In full and without alteration, write out the data below.

------ DATA FOR THIS EXERCISE

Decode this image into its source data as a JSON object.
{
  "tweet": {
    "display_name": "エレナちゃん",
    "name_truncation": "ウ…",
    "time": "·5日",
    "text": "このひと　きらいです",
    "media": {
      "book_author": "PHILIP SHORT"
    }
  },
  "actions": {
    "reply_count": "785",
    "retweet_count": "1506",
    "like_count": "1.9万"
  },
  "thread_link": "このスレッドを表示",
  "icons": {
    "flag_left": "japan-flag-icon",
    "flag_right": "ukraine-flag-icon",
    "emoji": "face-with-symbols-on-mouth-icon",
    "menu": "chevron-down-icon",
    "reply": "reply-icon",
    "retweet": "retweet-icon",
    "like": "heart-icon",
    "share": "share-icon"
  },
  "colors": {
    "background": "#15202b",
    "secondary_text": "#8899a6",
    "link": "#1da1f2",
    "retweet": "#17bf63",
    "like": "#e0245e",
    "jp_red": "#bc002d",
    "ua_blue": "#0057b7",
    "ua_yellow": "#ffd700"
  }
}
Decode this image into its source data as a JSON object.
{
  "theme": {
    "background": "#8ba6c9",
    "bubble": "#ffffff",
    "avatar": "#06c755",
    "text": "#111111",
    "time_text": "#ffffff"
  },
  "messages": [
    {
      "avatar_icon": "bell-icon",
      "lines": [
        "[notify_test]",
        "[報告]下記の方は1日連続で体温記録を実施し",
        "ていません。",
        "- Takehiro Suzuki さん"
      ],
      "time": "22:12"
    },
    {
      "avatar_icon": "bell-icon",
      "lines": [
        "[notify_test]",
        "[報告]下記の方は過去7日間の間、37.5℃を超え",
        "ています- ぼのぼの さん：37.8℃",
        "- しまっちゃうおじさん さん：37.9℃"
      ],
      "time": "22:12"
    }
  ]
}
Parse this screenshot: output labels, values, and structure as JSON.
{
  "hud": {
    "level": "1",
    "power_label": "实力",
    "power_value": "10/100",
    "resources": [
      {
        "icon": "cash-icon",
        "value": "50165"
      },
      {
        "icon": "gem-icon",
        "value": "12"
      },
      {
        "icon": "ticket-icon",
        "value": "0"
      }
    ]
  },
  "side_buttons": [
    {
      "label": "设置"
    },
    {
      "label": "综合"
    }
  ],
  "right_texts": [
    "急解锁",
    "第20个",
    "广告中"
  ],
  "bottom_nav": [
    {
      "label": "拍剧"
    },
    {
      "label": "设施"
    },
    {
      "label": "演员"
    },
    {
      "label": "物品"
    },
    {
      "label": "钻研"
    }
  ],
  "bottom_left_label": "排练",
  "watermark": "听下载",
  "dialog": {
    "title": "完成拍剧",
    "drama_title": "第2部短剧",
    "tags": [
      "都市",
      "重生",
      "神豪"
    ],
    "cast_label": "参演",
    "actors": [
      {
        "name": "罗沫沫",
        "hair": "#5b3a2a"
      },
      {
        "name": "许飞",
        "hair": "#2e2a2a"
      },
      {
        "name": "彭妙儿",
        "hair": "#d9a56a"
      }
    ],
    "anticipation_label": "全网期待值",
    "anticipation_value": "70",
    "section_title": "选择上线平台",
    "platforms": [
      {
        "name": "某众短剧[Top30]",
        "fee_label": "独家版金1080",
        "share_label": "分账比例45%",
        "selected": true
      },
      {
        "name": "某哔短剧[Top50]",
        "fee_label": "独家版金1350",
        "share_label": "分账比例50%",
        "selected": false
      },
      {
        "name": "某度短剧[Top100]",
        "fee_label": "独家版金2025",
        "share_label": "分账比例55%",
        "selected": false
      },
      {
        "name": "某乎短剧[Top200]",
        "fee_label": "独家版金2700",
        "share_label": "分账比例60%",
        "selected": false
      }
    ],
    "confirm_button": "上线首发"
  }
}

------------

**TASK OUTPUT**:
Decode this image into its source data as a JSON object.
{
  "tweet": {
    "display_name": "エレナちゃん",
    "name_truncation": "ウ…",
    "time": "·5日",
    "text": "このひと　きらいです",
    "media": {
      "book_author": "PHILIP SHORT"
    }
  },
  "actions": {
    "reply_count": "785",
    "retweet_count": "1506",
    "like_count": "1.9万"
  },
  "thread_link": "このスレッドを表示",
  "icons": {
    "flag_left": "japan-flag-icon",
    "flag_right": "ukraine-flag-icon",
    "emoji": "face-with-symbols-on-mouth-icon",
    "menu": "chevron-down-icon",
    "reply": "reply-icon",
    "retweet": "retweet-icon",
    "like": "heart-icon",
    "share": "share-icon"
  },
  "colors": {
    "background": "#15202b",
    "secondary_text": "#8899a6",
    "link": "#1da1f2",
    "retweet": "#17bf63",
    "like": "#e0245e",
    "jp_red": "#bc002d",
    "ua_blue": "#0057b7",
    "ua_yellow": "#ffd700"
  }
}
Decode this image into its source data as a JSON object.
{
  "theme": {
    "background": "#8ba6c9",
    "bubble": "#ffffff",
    "avatar": "#06c755",
    "text": "#111111",
    "time_text": "#ffffff"
  },
  "messages": [
    {
      "avatar_icon": "bell-icon",
      "lines": [
        "[notify_test]",
        "[報告]下記の方は1日連続で体温記録を実施し",
        "ていません。",
        "- Takehiro Suzuki さん"
      ],
      "time": "22:12"
    },
    {
      "avatar_icon": "bell-icon",
      "lines": [
        "[notify_test]",
        "[報告]下記の方は過去7日間の間、37.5℃を超え",
        "ています- ぼのぼの さん：37.8℃",
        "- しまっちゃうおじさん さん：37.9℃"
      ],
      "time": "22:12"
    }
  ]
}
Parse this screenshot: output labels, values, and structure as JSON.
{
  "hud": {
    "level": "1",
    "power_label": "实力",
    "power_value": "10/100",
    "resources": [
      {
        "icon": "cash-icon",
        "value": "50165"
      },
      {
        "icon": "gem-icon",
        "value": "12"
      },
      {
        "icon": "ticket-icon",
        "value": "0"
      }
    ]
  },
  "side_buttons": [
    {
      "label": "设置"
    },
    {
      "label": "综合"
    }
  ],
  "right_texts": [
    "急解锁",
    "第20个",
    "广告中"
  ],
  "bottom_nav": [
    {
      "label": "拍剧"
    },
    {
      "label": "设施"
    },
    {
      "label": "演员"
    },
    {
      "label": "物品"
    },
    {
      "label": "钻研"
    }
  ],
  "bottom_left_label": "排练",
  "watermark": "听下载",
  "dialog": {
    "title": "完成拍剧",
    "drama_title": "第2部短剧",
    "tags": [
      "都市",
      "重生",
      "神豪"
    ],
    "cast_label": "参演",
    "actors": [
      {
        "name": "罗沫沫",
        "hair": "#5b3a2a"
      },
      {
        "name": "许飞",
        "hair": "#2e2a2a"
      },
      {
        "name": "彭妙儿",
        "hair": "#d9a56a"
      }
    ],
    "anticipation_label": "全网期待值",
    "anticipation_value": "70",
    "section_title": "选择上线平台",
    "platforms": [
      {
        "name": "某众短剧[Top30]",
        "fee_label": "独家版金1080",
        "share_label": "分账比例45%",
        "selected": true
      },
      {
        "name": "某哔短剧[Top50]",
        "fee_label": "独家版金1350",
        "share_label": "分账比例50%",
        "selected": false
      },
      {
        "name": "某度短剧[Top100]",
        "fee_label": "独家版金2025",
        "share_label": "分账比例55%",
        "selected": false
      },
      {
        "name": "某乎短剧[Top200]",
        "fee_label": "独家版金2700",
        "share_label": "分账比例60%",
        "selected": false
      }
    ],
    "confirm_button": "上线首发"
  }
}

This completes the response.